• [WHAT TO WORK ON]
Set the entries down once more, exactly as they are worded.

• [DATA IN THIS EXERCISE]
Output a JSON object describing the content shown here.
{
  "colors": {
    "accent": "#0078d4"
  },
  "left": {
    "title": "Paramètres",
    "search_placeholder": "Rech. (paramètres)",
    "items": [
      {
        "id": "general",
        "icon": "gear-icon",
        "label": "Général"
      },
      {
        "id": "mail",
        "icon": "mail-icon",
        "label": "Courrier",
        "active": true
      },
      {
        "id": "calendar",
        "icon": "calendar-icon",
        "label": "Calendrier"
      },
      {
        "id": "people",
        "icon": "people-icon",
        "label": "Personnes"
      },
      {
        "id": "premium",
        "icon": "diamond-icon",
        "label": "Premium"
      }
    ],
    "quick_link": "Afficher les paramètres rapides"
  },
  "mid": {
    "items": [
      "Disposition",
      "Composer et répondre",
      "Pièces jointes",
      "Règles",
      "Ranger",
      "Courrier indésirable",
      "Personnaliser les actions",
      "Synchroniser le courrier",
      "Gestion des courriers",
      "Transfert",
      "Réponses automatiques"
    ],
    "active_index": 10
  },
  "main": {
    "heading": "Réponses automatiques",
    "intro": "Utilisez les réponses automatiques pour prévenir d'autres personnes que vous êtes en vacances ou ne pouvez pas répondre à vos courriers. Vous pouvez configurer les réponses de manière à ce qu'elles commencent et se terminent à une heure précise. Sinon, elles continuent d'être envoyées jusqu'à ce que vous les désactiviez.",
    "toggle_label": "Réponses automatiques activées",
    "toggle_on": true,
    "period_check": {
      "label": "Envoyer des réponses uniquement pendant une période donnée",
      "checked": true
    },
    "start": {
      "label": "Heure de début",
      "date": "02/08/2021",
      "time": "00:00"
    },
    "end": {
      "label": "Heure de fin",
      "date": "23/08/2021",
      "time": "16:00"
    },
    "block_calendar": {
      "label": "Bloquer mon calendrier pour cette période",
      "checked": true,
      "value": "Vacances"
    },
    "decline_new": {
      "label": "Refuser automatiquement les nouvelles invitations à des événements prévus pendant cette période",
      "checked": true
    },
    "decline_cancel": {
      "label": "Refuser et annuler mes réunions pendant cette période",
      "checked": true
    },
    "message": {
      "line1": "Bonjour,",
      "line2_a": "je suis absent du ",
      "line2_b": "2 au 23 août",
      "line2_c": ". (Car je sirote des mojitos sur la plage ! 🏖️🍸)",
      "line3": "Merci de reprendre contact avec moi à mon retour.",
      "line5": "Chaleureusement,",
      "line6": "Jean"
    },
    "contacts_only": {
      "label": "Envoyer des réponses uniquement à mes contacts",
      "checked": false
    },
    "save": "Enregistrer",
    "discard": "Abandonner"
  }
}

• [YOUR SOLUTION]
Output a JSON object describing the content shown here.
{
  "colors": {
    "accent": "#0078d4"
  },
  "left": {
    "title": "Paramètres",
    "search_placeholder": "Rech. (paramètres)",
    "items": [
      {
        "id": "general",
        "icon": "gear-icon",
        "label": "Général"
      },
      {
        "id": "mail",
        "icon": "mail-icon",
        "label": "Courrier",
        "active": true
      },
      {
        "id": "calendar",
        "icon": "calendar-icon",
        "label": "Calendrier"
      },
      {
        "id": "people",
        "icon": "people-icon",
        "label": "Personnes"
      },
      {
        "id": "premium",
        "icon": "diamond-icon",
        "label": "Premium"
      }
    ],
    "quick_link": "Afficher les paramètres rapides"
  },
  "mid": {
    "items": [
      "Disposition",
      "Composer et répondre",
      "Pièces jointes",
      "Règles",
      "Ranger",
      "Courrier indésirable",
      "Personnaliser les actions",
      "Synchroniser le courrier",
      "Gestion des courriers",
      "Transfert",
      "Réponses automatiques"
    ],
    "active_index": 10
  },
  "main": {
    "heading": "Réponses automatiques",
    "intro": "Utilisez les réponses automatiques pour prévenir d'autres personnes que vous êtes en vacances ou ne pouvez pas répondre à vos courriers. Vous pouvez configurer les réponses de manière à ce qu'elles commencent et se terminent à une heure précise. Sinon, elles continuent d'être envoyées jusqu'à ce que vous les désactiviez.",
    "toggle_label": "Réponses automatiques activées",
    "toggle_on": true,
    "period_check": {
      "label": "Envoyer des réponses uniquement pendant une période donnée",
      "checked": true
    },
    "start": {
      "label": "Heure de début",
      "date": "02/08/2021",
      "time": "00:00"
    },
    "end": {
      "label": "Heure de fin",
      "date": "23/08/2021",
      "time": "16:00"
    },
    "block_calendar": {
      "label": "Bloquer mon calendrier pour cette période",
      "checked": true,
      "value": "Vacances"
    },
    "decline_new": {
      "label": "Refuser automatiquement les nouvelles invitations à des événements prévus pendant cette période",
      "checked": true
    },
    "decline_cancel": {
      "label": "Refuser et annuler mes réunions pendant cette période",
      "checked": true
    },
    "message": {
      "line1": "Bonjour,",
      "line2_a": "je suis absent du ",
      "line2_b": "2 au 23 août",
      "line2_c": ". (Car je sirote des mojitos sur la plage ! 🏖️🍸)",
      "line3": "Merci de reprendre contact avec moi à mon retour.",
      "line5": "Chaleureusement,",
      "line6": "Jean"
    },
    "contacts_only": {
      "label": "Envoyer des réponses uniquement à mes contacts",
      "checked": false
    },
    "save": "Enregistrer",
    "discard": "Abandonner"
  }
}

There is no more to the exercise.